Through the Web interface you can review all the installed components, control power and review a log of error messages relating to any hardware (See screenshot). If you decide to use management software, in the case of SMS, you can power the machine up and down, reboot and access more advanced features such as powering up in the middle of the night for software updates and then powering off again when done.
Configuration of the vPro system is done via the BIOS where there is a dedicated sub-menu for remote management. In the case of the WorkPro X860's implementation of vPro, it appears that SMS may not be fully compatible and we did not have any options to perform remote redirection to adjust BIOS settings. Optima assure us however that it is fully compatible with LANDesk and are looking into the SMS issue.
Normally, disk redirection is an option so we can reboot the computer to use a disk image on a server as a boot disk and this feature appears to have been omitted. Only booting from the main disk and via a standard PXE boot is available.
We aren't concerned with the incompatibilities with BIOS re-direction. This would be a seldom used feature but we feel that disk redirection is more important as it allows an administrator to remotely boot the computer into diagnostic mode or to re-image the main disk to bring a PC back to a working state. vPro is an upgradeable feature that Optima may add additional features to through firmware upgrades in the future.
Optima has done a good job with the WorkPro X860's specs. For AU$1,599 you get a lot for your money: Dual processors, 1GB of RAM and a huge 320GB hard disk. In addition to this, it also carries an impressive three year warranty.
No doubt vPro is a welcome addition in the eyes of administrators. Our only concern is the emerging opportunity for incompatibilities between management software and vPro. Hopefully this will not be a common occurrence.
Overall, this is an good product, priced well and backed by an excellent warranty.
|Product||Optima Workpro X860|
|Contact||(02) 9701 3777|
|Good number of USB ports with the addition of Firewire. Also includes both DVI, VGA and networking.|
|Very fast processor with plenty of RAM. This is a high end workstation which should last longer than the ordinary office PC.|
|Priced very well for the specification. Processor, RAM and hard disk should be sufficient for a number of years for the average office user and also doubles as a good graphics workstation.|
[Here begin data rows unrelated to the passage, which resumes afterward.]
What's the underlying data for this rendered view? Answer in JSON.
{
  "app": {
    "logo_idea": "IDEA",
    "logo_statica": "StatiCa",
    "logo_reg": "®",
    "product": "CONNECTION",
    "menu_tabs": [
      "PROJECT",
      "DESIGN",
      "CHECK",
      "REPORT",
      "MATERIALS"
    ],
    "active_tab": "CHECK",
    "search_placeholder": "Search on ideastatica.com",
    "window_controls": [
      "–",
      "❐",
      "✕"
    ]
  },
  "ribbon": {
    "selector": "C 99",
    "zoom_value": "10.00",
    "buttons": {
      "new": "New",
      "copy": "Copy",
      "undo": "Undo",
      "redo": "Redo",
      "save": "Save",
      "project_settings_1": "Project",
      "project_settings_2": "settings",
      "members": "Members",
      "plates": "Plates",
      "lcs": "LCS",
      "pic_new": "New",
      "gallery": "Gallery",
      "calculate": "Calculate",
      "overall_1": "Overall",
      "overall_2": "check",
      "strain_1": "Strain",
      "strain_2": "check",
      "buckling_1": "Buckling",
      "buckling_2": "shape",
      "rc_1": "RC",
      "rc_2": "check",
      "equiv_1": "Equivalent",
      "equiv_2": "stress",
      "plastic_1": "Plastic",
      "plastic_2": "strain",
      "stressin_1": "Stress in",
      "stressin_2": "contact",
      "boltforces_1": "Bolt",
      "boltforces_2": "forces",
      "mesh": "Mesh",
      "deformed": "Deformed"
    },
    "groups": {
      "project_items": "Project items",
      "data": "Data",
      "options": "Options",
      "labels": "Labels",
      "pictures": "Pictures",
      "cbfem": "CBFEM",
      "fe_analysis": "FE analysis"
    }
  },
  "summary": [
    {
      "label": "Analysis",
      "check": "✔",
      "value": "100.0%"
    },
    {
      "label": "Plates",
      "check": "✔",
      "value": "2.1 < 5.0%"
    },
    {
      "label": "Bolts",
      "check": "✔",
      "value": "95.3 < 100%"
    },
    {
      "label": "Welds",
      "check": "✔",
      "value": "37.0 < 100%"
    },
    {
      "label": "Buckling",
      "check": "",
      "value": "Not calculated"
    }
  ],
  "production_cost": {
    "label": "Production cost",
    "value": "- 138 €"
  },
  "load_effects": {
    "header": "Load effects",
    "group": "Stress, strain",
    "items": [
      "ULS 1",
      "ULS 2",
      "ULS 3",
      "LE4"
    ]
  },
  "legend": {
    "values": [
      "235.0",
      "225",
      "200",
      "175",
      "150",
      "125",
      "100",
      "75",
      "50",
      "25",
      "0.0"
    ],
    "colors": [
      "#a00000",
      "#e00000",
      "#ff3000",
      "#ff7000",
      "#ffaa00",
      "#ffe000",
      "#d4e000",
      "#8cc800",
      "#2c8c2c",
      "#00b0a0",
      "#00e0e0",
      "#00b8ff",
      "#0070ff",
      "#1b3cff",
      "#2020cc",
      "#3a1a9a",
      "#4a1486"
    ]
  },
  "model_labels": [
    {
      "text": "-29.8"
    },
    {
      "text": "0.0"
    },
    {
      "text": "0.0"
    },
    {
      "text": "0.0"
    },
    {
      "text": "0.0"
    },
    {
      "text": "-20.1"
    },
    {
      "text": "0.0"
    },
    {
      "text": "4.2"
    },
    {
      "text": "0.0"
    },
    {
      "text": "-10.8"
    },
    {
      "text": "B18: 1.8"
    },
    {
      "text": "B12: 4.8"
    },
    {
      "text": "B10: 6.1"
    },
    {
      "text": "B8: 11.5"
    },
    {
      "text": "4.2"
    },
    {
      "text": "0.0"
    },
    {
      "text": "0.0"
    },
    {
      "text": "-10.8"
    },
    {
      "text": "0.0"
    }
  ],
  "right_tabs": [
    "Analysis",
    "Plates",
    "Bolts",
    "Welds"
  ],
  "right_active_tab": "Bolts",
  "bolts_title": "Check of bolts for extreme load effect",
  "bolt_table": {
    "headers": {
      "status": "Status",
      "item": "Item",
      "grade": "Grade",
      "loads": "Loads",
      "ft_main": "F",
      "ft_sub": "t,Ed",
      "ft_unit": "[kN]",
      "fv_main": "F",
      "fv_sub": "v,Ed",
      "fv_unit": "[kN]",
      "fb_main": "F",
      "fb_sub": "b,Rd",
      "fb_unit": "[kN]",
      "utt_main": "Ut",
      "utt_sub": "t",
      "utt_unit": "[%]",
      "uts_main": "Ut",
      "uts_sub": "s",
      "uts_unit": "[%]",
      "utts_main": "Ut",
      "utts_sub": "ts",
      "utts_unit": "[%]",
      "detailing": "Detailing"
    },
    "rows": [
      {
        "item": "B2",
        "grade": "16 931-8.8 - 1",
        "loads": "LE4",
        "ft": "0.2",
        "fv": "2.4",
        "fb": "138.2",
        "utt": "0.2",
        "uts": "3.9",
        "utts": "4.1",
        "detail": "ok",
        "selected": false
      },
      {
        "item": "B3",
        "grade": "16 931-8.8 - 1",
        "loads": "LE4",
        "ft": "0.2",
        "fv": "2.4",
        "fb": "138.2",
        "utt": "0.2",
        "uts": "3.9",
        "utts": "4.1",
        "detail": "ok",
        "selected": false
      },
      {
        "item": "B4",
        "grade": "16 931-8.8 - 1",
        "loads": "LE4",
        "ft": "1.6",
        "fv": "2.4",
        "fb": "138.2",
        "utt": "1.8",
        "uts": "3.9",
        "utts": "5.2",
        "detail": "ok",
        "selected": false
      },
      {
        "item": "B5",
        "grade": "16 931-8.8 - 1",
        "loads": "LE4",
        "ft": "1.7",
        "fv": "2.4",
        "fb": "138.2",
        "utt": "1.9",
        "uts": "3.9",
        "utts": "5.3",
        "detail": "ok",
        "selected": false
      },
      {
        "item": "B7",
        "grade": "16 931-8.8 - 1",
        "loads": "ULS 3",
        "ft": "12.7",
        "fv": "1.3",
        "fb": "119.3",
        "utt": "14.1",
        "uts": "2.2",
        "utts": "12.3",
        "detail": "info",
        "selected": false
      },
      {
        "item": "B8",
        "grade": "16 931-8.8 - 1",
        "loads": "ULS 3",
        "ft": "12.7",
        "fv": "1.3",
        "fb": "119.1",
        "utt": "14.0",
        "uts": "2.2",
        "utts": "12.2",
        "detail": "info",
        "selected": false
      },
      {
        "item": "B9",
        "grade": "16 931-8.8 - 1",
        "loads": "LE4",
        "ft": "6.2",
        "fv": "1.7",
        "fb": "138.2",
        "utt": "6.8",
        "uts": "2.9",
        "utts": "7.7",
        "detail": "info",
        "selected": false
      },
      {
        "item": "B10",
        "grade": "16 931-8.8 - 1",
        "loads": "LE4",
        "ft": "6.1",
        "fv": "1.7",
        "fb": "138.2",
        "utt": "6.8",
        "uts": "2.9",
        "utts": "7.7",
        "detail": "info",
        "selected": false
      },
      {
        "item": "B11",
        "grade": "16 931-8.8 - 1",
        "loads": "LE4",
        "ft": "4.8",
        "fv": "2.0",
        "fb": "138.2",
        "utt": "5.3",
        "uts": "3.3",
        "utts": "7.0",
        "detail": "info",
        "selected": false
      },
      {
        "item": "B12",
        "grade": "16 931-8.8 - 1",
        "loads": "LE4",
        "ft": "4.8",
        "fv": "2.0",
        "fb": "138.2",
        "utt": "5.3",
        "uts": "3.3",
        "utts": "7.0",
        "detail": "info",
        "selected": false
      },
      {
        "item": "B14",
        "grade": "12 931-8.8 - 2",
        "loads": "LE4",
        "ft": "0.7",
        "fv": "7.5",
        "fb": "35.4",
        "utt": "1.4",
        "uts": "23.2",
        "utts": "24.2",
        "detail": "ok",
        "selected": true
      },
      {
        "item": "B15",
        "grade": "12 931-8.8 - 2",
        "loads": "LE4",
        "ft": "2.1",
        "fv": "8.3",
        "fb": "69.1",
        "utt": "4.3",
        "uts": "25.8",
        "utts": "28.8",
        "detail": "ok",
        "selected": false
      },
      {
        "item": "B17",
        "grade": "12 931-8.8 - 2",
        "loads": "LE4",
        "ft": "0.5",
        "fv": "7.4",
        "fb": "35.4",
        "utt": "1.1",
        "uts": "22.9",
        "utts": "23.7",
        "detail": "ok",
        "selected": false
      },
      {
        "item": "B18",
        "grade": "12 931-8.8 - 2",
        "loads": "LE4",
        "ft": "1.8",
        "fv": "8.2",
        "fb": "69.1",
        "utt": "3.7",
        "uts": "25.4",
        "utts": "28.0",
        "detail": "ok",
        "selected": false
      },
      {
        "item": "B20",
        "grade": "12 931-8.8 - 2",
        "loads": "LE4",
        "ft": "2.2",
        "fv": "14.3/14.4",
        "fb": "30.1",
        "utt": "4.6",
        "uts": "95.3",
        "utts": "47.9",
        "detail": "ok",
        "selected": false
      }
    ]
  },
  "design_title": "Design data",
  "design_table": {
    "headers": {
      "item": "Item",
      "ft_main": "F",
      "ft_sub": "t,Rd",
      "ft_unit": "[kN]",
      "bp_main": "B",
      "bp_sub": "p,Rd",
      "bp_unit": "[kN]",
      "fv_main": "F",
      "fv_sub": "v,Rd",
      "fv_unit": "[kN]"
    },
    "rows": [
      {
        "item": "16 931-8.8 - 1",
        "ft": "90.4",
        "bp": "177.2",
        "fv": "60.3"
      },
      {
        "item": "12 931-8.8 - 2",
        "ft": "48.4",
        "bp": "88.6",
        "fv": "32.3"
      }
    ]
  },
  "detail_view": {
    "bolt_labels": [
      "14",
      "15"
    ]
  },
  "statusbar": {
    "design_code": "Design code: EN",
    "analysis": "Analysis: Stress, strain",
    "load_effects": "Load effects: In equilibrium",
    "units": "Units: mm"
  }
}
|Three year onsite warranty, phone support is available. Knowledgebase, documentation and software downloads are all available online.|